If the biological parents agree to be contacted by the adopted child, the competent authority will inform the child in writing of the biological parents’ current surname, first name, place of origin or citizenship and current address. If the biological parents do not agree to be contacted, any changes in name which have occurred (following marriage, divorce etc.) and the current address are not disclosed and the child is informed of the biological parents’ right to privacy.
An adopted child aged 18 or above can also ask for information about the direct offspring of their biological parents (siblings or half-siblings). This information will only be given if the siblings or half-siblings are also of age and consent to the information being given to the adopted person.
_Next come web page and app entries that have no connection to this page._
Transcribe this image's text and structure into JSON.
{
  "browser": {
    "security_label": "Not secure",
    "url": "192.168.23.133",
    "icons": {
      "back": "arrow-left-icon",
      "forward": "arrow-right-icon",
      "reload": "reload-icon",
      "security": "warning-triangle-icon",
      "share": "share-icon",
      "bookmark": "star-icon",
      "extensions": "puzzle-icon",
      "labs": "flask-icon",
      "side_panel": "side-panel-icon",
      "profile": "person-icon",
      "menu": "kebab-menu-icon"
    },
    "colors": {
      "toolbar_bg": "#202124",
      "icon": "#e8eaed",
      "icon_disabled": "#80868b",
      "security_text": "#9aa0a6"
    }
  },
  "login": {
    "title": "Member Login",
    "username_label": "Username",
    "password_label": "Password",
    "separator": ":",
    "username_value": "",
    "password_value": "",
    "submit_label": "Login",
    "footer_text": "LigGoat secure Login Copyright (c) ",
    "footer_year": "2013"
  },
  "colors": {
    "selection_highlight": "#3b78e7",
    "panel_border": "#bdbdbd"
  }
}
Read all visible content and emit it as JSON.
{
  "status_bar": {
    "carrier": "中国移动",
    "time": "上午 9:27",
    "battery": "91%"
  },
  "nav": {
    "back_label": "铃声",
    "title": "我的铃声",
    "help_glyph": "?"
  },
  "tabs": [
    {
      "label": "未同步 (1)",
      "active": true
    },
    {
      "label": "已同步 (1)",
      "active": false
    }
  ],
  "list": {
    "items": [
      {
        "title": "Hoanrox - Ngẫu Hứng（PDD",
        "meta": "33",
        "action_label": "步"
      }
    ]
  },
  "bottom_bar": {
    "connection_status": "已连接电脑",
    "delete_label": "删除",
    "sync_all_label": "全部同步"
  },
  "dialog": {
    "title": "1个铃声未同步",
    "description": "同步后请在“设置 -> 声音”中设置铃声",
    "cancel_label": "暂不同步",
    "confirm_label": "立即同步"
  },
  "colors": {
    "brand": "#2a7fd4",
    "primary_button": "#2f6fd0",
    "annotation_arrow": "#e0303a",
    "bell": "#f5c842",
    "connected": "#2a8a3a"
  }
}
If you would like to discover the identity of your biological parents, you can make an application to do so once you have reached the age of 18. You can obtain the information prior to this if you can show that you have a legitimate interest in doing so.
If you are not yet 18, you nonetheless have a right to information about your biological parents provided it does not lead to the possibility of them being identified (e.g. information about the reason why they put you up for adoption).
You should contact the authority in: